> _WHAT IS BEING ASKED_
Word for word, and with pictures excluded, copy out all the records that follow.

(Interface dataset entries)
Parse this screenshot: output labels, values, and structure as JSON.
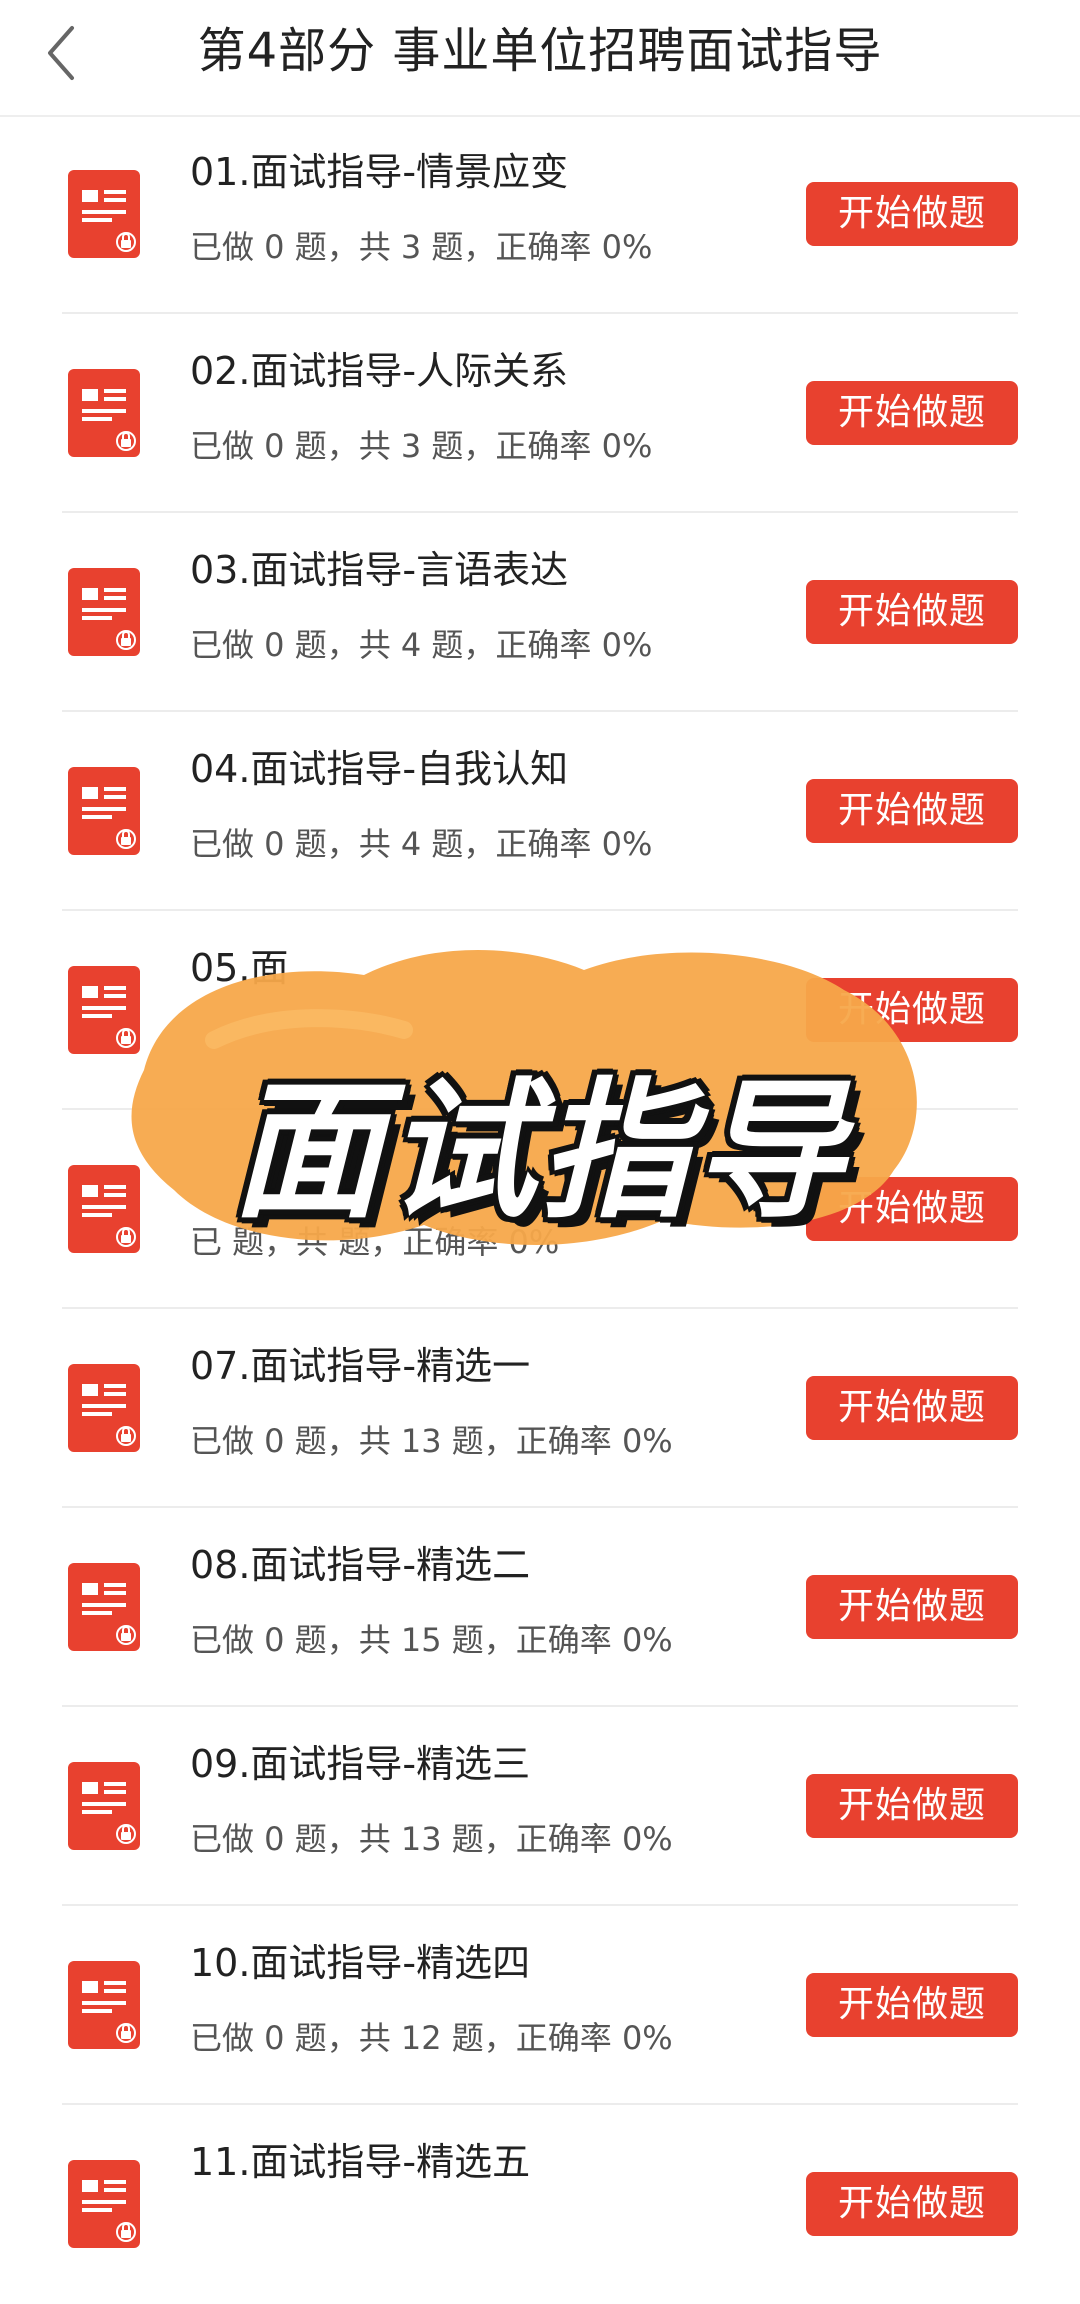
{
  "header": {
    "title": "第4部分 事业单位招聘面试指导"
  },
  "overlay": {
    "sticker_text": "面试指导",
    "sticker_color": "#f7a84a"
  },
  "button_label": "开始做题",
  "colors": {
    "accent": "#e8412f",
    "icon_red": "#e8412f"
  },
  "items": [
    {
      "title": "01.面试指导-情景应变",
      "stats": "已做 0 题，共 3 题，正确率 0%"
    },
    {
      "title": "02.面试指导-人际关系",
      "stats": "已做 0 题，共 3 题，正确率 0%"
    },
    {
      "title": "03.面试指导-言语表达",
      "stats": "已做 0 题，共 4 题，正确率 0%"
    },
    {
      "title": "04.面试指导-自我认知",
      "stats": "已做 0 题，共 4 题，正确率 0%"
    },
    {
      "title": "05.面",
      "stats": ""
    },
    {
      "title": "",
      "stats": "已  题，共  题，正确率 0%"
    },
    {
      "title": "07.面试指导-精选一",
      "stats": "已做 0 题，共 13 题，正确率 0%"
    },
    {
      "title": "08.面试指导-精选二",
      "stats": "已做 0 题，共 15 题，正确率 0%"
    },
    {
      "title": "09.面试指导-精选三",
      "stats": "已做 0 题，共 13 题，正确率 0%"
    },
    {
      "title": "10.面试指导-精选四",
      "stats": "已做 0 题，共 12 题，正确率 0%"
    },
    {
      "title": "11.面试指导-精选五",
      "stats": ""
    }
  ]
}
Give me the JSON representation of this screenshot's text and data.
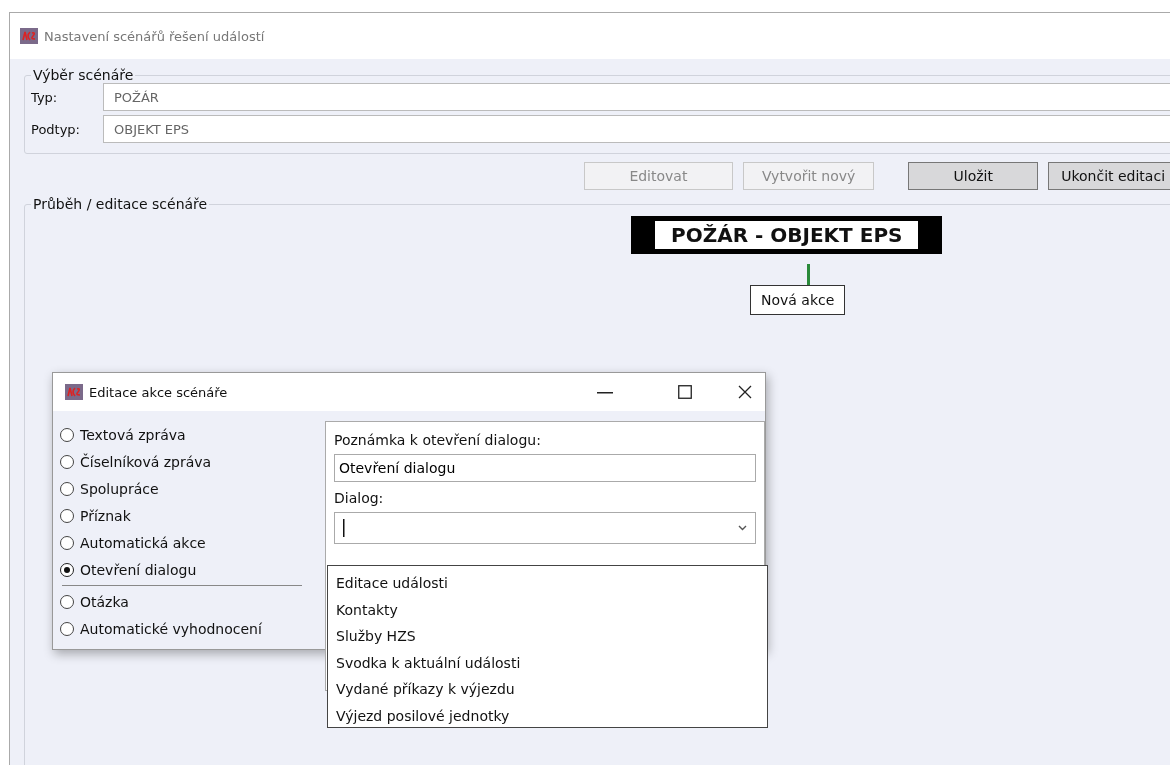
{
  "window": {
    "title": "Nastavení scénářů řešení událostí"
  },
  "scenario_selection": {
    "title": "Výběr scénáře",
    "fields": [
      {
        "label": "Typ:",
        "value": "POŽÁR"
      },
      {
        "label": "Podtyp:",
        "value": "OBJEKT EPS"
      }
    ]
  },
  "buttons": [
    {
      "label": "Editovat",
      "disabled": true
    },
    {
      "label": "Vytvořit nový",
      "disabled": true
    },
    {
      "label": "Uložit",
      "disabled": false
    },
    {
      "label": "Ukončit editaci",
      "disabled": false
    }
  ],
  "progress": {
    "title": "Průběh / editace scénáře",
    "root_node": "POŽÁR - OBJEKT EPS",
    "child_node": "Nová akce"
  },
  "dialog": {
    "title": "Editace akce scénáře",
    "option_groups": [
      [
        {
          "label": "Textová zpráva",
          "selected": false
        },
        {
          "label": "Číselníková zpráva",
          "selected": false
        },
        {
          "label": "Spolupráce",
          "selected": false
        },
        {
          "label": "Příznak",
          "selected": false
        },
        {
          "label": "Automatická akce",
          "selected": false
        },
        {
          "label": "Otevření dialogu",
          "selected": true
        }
      ],
      [
        {
          "label": "Otázka",
          "selected": false
        },
        {
          "label": "Automatické vyhodnocení",
          "selected": false
        }
      ]
    ],
    "note_label": "Poznámka k otevření dialogu:",
    "note_value": "Otevření dialogu",
    "dialog_label": "Dialog:",
    "dropdown_items": [
      "Editace události",
      "Kontakty",
      "Služby HZS",
      "Svodka k aktuální události",
      "Vydané příkazy k výjezdu",
      "Výjezd posilové jednotky"
    ]
  }
}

> _TASK RESULT_
Parse this screenshot: output labels, values, and structure as JSON.
{
  "header": {
    "title": "第4部分 事业单位招聘面试指导"
  },
  "overlay": {
    "sticker_text": "面试指导",
    "sticker_color": "#f7a84a"
  },
  "button_label": "开始做题",
  "colors": {
    "accent": "#e8412f",
    "icon_red": "#e8412f"
  },
  "items": [
    {
      "title": "01.面试指导-情景应变",
      "stats": "已做 0 题，共 3 题，正确率 0%"
    },
    {
      "title": "02.面试指导-人际关系",
      "stats": "已做 0 题，共 3 题，正确率 0%"
    },
    {
      "title": "03.面试指导-言语表达",
      "stats": "已做 0 题，共 4 题，正确率 0%"
    },
    {
      "title": "04.面试指导-自我认知",
      "stats": "已做 0 题，共 4 题，正确率 0%"
    },
    {
      "title": "05.面",
      "stats": ""
    },
    {
      "title": "",
      "stats": "已  题，共  题，正确率 0%"
    },
    {
      "title": "07.面试指导-精选一",
      "stats": "已做 0 题，共 13 题，正确率 0%"
    },
    {
      "title": "08.面试指导-精选二",
      "stats": "已做 0 题，共 15 题，正确率 0%"
    },
    {
      "title": "09.面试指导-精选三",
      "stats": "已做 0 题，共 13 题，正确率 0%"
    },
    {
      "title": "10.面试指导-精选四",
      "stats": "已做 0 题，共 12 题，正确率 0%"
    },
    {
      "title": "11.面试指导-精选五",
      "stats": ""
    }
  ]
}
Give me the JSON representation of this screenshot's text and data.
{
  "window": {
    "title": "Nastavení scénářů řešení událostí"
  },
  "scenario_selection": {
    "title": "Výběr scénáře",
    "fields": [
      {
        "label": "Typ:",
        "value": "POŽÁR"
      },
      {
        "label": "Podtyp:",
        "value": "OBJEKT EPS"
      }
    ]
  },
  "buttons": [
    {
      "label": "Editovat",
      "disabled": true
    },
    {
      "label": "Vytvořit nový",
      "disabled": true
    },
    {
      "label": "Uložit",
      "disabled": false
    },
    {
      "label": "Ukončit editaci",
      "disabled": false
    }
  ],
  "progress": {
    "title": "Průběh / editace scénáře",
    "root_node": "POŽÁR - OBJEKT EPS",
    "child_node": "Nová akce"
  },
  "dialog": {
    "title": "Editace akce scénáře",
    "option_groups": [
      [
        {
          "label": "Textová zpráva",
          "selected": false
        },
        {
          "label": "Číselníková zpráva",
          "selected": false
        },
        {
          "label": "Spolupráce",
          "selected": false
        },
        {
          "label": "Příznak",
          "selected": false
        },
        {
          "label": "Automatická akce",
          "selected": false
        },
        {
          "label": "Otevření dialogu",
          "selected": true
        }
      ],
      [
        {
          "label": "Otázka",
          "selected": false
        },
        {
          "label": "Automatické vyhodnocení",
          "selected": false
        }
      ]
    ],
    "note_label": "Poznámka k otevření dialogu:",
    "note_value": "Otevření dialogu",
    "dialog_label": "Dialog:",
    "dropdown_items": [
      "Editace události",
      "Kontakty",
      "Služby HZS",
      "Svodka k aktuální události",
      "Vydané příkazy k výjezdu",
      "Výjezd posilové jednotky"
    ]
  }
}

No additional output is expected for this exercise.